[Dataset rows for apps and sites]
%%

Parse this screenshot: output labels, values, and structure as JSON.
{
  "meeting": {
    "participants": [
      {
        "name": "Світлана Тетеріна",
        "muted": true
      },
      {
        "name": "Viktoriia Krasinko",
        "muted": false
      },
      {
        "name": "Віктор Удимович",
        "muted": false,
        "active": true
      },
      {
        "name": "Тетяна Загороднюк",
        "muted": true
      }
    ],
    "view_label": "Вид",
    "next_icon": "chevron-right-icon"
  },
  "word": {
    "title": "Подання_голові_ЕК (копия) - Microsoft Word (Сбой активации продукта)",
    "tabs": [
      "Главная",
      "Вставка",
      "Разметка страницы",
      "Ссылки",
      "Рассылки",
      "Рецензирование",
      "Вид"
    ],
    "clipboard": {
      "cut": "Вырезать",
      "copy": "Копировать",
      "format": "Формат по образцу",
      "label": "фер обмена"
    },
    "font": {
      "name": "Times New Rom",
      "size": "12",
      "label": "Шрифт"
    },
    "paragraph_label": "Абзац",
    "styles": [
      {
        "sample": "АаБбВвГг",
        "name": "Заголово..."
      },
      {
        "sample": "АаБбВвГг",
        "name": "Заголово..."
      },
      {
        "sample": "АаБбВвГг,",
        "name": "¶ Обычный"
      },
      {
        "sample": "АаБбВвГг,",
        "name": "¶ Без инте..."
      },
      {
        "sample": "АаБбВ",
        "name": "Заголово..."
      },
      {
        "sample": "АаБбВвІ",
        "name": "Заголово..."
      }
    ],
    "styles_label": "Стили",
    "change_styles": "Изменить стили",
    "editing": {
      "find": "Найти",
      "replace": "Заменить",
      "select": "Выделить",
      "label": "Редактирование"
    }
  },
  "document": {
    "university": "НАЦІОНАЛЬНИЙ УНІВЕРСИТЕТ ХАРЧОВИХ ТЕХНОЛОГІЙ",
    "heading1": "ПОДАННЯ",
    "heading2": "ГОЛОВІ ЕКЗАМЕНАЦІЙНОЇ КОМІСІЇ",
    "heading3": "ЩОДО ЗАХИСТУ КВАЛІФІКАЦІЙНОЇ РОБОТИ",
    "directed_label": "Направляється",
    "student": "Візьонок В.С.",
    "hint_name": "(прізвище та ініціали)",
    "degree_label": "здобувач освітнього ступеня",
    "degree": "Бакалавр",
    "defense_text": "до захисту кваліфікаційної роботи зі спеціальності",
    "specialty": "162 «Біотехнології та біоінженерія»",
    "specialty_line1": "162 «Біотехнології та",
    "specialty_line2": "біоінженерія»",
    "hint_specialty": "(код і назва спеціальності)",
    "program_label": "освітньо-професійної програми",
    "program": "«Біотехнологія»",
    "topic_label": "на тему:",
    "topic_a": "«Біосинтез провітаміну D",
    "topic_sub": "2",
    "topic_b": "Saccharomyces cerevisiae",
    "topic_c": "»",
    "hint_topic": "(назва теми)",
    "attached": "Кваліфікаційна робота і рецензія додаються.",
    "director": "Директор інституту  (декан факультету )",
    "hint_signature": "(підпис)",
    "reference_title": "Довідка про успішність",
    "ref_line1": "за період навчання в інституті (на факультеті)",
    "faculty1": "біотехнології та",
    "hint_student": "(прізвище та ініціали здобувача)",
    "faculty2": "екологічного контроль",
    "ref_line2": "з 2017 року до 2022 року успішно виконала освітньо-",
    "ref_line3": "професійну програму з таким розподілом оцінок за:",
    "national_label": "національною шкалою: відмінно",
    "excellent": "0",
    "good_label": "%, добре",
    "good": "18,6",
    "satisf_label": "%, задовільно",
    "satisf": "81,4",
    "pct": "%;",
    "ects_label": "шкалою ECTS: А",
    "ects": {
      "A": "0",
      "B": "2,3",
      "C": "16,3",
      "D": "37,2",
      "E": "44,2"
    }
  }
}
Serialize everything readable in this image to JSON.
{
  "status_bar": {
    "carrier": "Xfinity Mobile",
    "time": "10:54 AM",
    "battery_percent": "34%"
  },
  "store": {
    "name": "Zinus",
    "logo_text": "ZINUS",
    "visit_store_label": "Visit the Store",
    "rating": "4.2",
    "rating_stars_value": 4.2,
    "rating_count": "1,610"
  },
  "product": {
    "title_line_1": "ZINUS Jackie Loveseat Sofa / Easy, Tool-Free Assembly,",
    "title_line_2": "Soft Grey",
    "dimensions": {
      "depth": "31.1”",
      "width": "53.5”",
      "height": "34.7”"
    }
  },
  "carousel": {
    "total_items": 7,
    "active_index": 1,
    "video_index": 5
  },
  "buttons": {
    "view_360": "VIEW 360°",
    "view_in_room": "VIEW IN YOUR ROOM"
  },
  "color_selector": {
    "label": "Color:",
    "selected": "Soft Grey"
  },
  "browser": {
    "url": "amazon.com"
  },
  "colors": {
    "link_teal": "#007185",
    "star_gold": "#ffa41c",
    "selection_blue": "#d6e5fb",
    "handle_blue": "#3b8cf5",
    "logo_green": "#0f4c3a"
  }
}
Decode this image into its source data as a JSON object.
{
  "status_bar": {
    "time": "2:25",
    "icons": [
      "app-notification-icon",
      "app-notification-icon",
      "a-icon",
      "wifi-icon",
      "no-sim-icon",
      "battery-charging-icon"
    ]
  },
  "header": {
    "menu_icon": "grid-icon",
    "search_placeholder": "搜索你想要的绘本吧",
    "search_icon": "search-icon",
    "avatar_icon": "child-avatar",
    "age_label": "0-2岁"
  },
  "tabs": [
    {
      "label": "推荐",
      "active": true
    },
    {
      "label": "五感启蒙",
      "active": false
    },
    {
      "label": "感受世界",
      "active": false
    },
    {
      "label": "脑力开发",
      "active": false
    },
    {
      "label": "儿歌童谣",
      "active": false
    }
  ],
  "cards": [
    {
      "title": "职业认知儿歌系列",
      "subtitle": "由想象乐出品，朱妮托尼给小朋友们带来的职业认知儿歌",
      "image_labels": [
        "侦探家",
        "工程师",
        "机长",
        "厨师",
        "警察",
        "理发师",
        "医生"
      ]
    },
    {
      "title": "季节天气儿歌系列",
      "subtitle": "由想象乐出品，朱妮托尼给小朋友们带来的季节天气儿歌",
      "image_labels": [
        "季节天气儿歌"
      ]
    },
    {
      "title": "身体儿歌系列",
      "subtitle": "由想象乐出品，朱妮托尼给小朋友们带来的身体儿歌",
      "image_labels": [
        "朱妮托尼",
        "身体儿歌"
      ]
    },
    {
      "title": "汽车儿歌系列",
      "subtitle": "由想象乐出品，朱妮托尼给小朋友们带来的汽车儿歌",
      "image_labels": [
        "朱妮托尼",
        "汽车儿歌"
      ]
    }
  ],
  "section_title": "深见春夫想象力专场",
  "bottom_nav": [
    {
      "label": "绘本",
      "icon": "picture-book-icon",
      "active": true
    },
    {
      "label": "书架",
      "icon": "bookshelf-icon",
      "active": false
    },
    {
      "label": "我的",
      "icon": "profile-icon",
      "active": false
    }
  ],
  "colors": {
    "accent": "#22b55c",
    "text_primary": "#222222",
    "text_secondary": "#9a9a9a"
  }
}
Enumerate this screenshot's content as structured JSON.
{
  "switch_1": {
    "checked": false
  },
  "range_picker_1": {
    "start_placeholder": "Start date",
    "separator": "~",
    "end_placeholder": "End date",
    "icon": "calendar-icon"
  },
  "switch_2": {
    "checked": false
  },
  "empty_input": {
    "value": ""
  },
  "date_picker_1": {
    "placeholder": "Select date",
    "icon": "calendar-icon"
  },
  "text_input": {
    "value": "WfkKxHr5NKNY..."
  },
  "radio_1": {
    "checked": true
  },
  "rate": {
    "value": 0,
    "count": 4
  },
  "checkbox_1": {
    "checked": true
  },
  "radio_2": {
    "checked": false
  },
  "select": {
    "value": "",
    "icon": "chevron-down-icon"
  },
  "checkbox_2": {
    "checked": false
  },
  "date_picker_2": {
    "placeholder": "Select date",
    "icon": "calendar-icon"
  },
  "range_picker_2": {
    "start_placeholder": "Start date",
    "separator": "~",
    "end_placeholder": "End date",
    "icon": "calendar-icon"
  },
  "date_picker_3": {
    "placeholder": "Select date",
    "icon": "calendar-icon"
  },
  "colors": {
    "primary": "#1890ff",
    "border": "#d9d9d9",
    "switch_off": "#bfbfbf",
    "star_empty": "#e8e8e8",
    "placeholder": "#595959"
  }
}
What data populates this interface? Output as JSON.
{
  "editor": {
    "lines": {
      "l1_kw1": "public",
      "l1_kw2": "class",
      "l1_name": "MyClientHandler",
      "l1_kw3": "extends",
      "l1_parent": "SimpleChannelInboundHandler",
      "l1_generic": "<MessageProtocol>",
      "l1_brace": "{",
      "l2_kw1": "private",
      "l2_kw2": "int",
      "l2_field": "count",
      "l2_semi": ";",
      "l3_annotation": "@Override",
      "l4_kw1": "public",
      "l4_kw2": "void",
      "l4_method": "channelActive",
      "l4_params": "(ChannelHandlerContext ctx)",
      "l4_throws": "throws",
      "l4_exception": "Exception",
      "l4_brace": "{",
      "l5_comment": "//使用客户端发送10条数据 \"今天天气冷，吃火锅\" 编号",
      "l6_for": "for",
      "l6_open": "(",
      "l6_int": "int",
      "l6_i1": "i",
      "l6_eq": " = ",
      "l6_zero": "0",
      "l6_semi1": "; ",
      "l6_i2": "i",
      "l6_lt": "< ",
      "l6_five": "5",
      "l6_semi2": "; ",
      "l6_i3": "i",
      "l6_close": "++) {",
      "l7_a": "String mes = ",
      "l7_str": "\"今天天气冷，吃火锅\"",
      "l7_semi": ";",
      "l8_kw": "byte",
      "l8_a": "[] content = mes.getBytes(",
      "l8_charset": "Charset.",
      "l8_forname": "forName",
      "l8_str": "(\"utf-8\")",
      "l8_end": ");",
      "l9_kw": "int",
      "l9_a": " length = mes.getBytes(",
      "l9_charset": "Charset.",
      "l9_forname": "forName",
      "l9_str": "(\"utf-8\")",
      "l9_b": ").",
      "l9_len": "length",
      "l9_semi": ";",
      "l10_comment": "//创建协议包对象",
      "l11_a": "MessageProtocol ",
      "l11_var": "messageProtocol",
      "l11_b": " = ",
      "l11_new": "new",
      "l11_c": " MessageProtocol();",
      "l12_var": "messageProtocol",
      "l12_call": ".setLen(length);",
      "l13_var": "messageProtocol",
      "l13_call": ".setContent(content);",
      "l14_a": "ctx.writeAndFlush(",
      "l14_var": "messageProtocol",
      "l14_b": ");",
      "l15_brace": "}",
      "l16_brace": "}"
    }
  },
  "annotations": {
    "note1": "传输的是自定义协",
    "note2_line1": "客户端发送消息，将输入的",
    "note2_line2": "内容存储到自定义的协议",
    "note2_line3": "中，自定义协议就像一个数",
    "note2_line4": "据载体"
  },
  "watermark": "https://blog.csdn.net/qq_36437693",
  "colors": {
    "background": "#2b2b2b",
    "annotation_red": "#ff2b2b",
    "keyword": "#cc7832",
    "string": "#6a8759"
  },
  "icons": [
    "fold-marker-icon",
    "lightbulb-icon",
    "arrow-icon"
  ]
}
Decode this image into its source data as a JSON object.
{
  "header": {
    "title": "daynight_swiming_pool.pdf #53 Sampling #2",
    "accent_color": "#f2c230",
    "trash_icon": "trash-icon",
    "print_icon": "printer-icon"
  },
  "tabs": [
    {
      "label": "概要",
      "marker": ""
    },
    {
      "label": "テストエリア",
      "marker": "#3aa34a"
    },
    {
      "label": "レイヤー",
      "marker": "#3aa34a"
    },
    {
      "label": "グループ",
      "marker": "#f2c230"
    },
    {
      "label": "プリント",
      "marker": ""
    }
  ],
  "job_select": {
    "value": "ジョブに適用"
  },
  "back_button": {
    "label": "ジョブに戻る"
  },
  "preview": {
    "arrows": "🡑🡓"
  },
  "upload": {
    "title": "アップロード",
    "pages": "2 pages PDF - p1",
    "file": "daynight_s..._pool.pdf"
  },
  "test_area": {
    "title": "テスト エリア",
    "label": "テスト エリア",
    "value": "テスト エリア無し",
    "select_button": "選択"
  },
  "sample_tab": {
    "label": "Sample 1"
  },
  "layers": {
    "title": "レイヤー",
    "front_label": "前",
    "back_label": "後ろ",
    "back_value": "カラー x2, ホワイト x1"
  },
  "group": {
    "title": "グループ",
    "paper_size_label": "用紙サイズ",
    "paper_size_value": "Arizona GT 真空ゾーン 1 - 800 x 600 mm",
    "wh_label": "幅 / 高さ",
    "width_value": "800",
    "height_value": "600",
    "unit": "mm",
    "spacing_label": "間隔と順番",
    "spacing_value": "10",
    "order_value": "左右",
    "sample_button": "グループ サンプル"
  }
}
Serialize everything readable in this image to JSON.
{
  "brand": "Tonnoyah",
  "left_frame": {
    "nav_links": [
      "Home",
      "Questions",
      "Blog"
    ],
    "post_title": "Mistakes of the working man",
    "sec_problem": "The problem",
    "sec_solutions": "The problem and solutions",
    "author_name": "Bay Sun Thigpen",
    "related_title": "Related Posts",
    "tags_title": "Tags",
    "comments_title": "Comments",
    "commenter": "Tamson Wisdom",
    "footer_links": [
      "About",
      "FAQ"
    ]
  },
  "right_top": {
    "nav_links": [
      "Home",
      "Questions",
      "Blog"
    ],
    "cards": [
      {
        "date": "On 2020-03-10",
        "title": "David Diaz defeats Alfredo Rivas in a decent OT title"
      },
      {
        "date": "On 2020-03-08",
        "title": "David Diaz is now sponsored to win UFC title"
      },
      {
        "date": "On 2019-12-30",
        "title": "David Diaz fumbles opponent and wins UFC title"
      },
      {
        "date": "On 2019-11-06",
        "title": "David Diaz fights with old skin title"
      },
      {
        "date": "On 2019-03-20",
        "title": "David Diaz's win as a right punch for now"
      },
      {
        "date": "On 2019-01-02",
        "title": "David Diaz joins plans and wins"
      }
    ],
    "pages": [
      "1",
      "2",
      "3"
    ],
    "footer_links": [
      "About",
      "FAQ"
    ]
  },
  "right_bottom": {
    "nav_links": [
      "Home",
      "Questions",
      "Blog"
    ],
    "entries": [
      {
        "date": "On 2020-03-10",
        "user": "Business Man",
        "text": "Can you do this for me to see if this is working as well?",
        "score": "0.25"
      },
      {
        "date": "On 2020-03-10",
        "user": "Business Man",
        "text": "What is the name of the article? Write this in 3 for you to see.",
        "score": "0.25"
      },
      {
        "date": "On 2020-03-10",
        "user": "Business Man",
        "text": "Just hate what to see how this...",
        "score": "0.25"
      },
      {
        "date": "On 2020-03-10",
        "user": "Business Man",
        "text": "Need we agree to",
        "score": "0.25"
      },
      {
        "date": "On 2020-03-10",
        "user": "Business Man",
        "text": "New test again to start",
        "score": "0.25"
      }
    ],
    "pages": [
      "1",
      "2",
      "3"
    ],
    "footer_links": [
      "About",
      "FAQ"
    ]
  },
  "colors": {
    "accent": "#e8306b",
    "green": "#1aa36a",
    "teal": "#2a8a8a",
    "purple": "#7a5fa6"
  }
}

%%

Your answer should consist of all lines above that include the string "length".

      "l9_a": " length = mes.getBytes(",
      "l9_len": "length",
      "l12_call": ".setLen(length);",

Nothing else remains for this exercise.